*Stored dataset items*:
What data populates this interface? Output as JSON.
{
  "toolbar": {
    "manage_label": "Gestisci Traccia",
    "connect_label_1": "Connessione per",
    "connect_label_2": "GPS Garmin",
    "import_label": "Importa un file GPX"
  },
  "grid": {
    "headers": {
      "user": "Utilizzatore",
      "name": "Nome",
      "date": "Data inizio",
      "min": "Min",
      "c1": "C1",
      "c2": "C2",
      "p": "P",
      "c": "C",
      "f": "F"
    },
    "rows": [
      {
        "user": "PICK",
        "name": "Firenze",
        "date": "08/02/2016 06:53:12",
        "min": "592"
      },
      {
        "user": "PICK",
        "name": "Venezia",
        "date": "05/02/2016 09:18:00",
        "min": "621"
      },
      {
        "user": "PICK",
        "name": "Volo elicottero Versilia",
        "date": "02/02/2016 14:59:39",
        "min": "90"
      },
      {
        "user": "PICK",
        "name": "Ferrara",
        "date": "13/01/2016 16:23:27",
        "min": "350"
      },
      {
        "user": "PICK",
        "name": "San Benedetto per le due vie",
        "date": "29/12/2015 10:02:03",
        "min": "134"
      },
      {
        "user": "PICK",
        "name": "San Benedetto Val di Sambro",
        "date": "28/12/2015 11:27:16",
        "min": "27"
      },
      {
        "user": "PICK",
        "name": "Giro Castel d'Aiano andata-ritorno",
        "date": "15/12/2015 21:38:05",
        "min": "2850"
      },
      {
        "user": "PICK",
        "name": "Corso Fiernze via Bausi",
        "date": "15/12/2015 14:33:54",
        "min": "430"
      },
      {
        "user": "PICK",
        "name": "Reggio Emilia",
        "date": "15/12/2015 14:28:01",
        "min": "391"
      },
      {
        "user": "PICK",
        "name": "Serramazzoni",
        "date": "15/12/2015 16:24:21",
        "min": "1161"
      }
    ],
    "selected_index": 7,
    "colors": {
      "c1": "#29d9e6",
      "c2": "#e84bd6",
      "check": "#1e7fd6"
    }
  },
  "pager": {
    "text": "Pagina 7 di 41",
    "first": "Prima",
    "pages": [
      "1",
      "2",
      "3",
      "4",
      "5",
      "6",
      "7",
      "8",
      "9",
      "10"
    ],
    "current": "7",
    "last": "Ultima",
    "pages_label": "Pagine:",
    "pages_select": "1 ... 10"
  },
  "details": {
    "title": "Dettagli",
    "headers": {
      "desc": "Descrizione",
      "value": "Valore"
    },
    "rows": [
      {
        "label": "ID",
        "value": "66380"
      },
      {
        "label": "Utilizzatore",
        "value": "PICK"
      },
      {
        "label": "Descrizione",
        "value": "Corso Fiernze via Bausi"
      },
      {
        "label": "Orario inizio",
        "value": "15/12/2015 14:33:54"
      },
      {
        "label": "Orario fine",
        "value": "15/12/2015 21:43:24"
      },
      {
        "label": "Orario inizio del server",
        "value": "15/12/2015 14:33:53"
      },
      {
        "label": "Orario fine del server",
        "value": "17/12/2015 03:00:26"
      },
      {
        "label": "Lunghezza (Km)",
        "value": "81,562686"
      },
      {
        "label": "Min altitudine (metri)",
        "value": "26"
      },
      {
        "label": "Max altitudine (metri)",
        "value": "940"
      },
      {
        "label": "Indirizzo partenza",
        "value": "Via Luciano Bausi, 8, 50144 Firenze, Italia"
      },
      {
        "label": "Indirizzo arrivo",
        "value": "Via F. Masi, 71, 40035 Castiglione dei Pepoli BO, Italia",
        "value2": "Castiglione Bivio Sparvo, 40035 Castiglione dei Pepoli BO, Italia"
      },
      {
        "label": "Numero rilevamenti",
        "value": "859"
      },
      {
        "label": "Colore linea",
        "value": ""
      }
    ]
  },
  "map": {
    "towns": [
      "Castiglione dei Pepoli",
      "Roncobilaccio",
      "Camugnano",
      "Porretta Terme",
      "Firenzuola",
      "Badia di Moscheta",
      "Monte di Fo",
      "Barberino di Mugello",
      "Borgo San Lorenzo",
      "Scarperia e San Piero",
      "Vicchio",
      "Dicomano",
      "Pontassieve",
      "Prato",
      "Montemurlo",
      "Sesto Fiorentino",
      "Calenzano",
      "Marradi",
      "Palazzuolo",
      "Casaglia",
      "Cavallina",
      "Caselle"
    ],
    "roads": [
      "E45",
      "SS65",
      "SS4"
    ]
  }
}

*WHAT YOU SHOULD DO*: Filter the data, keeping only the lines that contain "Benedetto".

*EXERCISE RESULT*:
        "name": "San Benedetto per le due vie",
        "name": "San Benedetto Val di Sambro",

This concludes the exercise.